TORONTO (AP) — A report issued Thursday by the Royal Bank of Canada says the country is headed towards a recession in 2023, but it will be short-lived and not as severe as prior downturns.
RBC economists said that soaring food and energy prices, rising interest rates and ongoing labor shortages will push the economy into a “moderate contraction″ next year.
“We see growth slowing into the end of this year, but remaining positive, then we expect two quarters of declining GDP in Q2 and Q3 of 2023,″ RBC economist Nathan Janzen said in an interview. “It’s become the more likely base-case assumption.″
Canada will also see unemployment drift slowly higher and then slightly faster into next year, he said.
RBC, one of the country’s largest banks, said it expects the unemployment rate to reach 6.6% in 2023, but doesn’t think it will take long to reverse some of that weakness in 2024 and beyond.
The unemployment rate dropped to 5.1% in May, the lowest level on record.
“Labor markets will continue to remain pretty firm in the near-term, that’s why we don’t expect a downturn to show up until next year,″ Janzen said. ”The pace of employment growth will start slowing though, but that’s more about limited supply of labor rather than demand.″
Meanwhile, the pace of wage growth will increase for the rest of this year, Janzen said, as businesses look to fill job vacancies and retain talent, and consumers continue to face high prices.
Household spending that accelerated out of the COVID-19 pandemic lockdowns will slow as higher prices, interest rates and unemployment hit households, the report added.

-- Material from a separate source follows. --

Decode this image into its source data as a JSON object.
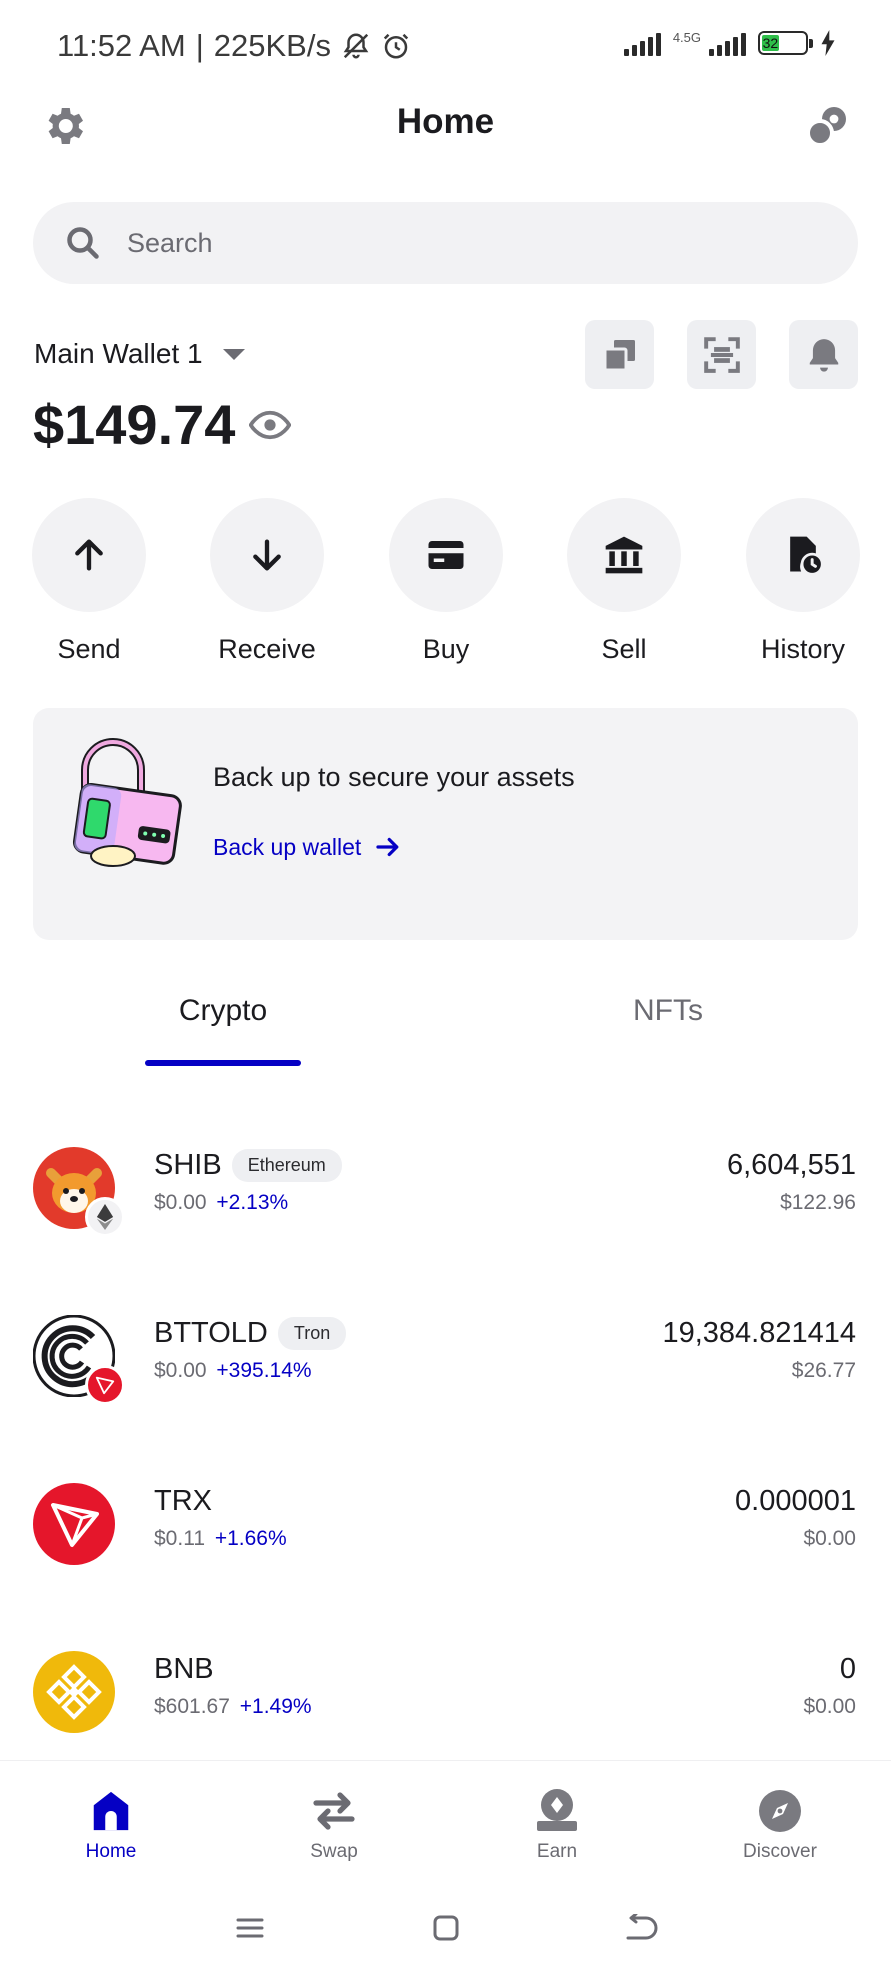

RBC also expects house prices to fall 10% in the year ahead, subtracting more than CDN$800 billion (US$616 billion) from household net worth.
RBC said a three-quarters of a percentage point interest rate increase is likely next week, mirroring the U.S. Federal Reserve’s move last month.
Janzen said the Bank of Canada will likely hike by a similar amount in September and ultimately sees the central bank pushing its key policy rate to 3.25% by the end of this year.